Travel north to Lexington, where the median income is more than $53,000, and the rate is below average — 7.4 per 1,000. In Louisville, which also has a median income above $50,000, it’s 7.6 per 1,000.

What about Boyle’s southern, more rural neighbors? Residents in Lincoln and Casey counties get audited substantially more — 8.3 and 8.9 audits per 1,000, respectively.

This IRS policy isn’t catching big fish who would otherwise walk away with huge chunks of cash. In fact, its ignoring the lakes where big fish live and trying instead to catch a handful of guppies in a creek.

At best, it’s preventing a small number of relatively low-income people from keeping a few thousand bucks in their pocket that should go to Uncle Sam. At worst, it’s wasting taxpayers’ money on wild goose chases or even thrusting all the unpleasantness and stress of an audit on someone who doesn’t deserve it and is already struggling to make ends meet.

This is a callous policy that could only have been developed by Washington politicians who don’t know or have forgotten what it’s like to live paycheck to paycheck. It doesn’t hurt their fellow wealthy friends — in fact it makes them less likely to be audited — so they don’t seem to care that it disproportionately makes life worse for rural America.
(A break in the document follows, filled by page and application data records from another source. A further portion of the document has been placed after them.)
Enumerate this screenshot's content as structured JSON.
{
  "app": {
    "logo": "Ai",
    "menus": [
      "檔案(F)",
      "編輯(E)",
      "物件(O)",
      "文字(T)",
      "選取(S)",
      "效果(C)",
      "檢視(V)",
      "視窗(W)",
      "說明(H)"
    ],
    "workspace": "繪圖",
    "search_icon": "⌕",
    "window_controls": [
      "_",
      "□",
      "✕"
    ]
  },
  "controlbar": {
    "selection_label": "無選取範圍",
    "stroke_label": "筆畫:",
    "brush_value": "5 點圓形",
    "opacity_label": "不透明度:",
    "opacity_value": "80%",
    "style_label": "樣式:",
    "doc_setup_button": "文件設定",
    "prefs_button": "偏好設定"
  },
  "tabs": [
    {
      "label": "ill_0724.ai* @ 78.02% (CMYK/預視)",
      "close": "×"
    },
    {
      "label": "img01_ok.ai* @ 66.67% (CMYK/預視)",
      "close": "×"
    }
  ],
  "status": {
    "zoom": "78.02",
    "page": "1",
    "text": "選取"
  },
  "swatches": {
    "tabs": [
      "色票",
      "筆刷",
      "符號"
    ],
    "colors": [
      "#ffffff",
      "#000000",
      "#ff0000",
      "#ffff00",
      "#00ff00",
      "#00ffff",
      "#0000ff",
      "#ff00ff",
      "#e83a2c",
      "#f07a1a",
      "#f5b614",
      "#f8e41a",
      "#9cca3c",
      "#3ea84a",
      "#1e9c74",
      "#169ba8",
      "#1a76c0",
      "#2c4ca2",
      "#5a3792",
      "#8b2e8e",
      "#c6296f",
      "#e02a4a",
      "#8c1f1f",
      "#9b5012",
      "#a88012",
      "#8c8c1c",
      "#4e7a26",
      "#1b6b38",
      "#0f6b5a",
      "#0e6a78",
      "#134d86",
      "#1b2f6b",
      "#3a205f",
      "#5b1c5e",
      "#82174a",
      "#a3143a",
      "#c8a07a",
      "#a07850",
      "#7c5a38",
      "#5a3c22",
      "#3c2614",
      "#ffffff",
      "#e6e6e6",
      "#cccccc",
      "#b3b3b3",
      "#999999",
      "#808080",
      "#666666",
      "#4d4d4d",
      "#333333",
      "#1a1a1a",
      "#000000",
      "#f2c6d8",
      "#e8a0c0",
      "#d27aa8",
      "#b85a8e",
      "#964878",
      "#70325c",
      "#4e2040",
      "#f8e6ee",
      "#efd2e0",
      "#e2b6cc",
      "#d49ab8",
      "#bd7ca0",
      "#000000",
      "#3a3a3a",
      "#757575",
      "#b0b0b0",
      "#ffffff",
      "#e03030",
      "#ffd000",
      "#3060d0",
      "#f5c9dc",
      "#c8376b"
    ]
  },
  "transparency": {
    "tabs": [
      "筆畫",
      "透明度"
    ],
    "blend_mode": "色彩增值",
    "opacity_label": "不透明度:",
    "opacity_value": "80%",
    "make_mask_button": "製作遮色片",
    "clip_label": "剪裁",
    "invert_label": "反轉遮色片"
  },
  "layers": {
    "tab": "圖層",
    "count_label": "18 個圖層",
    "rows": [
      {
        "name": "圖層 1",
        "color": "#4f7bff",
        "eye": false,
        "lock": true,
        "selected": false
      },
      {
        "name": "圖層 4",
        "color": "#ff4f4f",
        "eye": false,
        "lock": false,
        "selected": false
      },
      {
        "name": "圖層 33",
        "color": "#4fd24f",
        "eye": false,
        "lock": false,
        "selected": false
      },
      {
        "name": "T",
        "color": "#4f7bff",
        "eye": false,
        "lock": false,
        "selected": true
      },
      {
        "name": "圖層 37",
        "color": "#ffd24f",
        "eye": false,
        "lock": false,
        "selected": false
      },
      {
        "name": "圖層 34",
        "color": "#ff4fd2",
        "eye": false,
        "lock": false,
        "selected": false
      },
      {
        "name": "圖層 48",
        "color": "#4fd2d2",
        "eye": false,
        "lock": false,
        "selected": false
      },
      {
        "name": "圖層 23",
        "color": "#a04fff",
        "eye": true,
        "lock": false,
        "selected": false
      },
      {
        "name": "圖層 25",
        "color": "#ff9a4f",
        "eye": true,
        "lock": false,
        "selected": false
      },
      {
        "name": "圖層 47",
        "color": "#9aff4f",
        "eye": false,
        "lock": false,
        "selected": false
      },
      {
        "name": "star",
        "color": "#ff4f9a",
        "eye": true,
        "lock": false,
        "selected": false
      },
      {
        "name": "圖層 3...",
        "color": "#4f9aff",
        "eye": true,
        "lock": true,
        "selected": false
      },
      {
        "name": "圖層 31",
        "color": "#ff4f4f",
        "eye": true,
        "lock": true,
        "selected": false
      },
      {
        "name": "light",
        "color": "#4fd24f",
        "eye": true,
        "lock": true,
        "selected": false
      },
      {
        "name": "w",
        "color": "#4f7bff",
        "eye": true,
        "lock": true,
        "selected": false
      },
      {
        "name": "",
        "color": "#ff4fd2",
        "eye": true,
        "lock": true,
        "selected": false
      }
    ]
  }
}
The current practice of over-investigating the little guys discriminates against rural areas. It should be ended.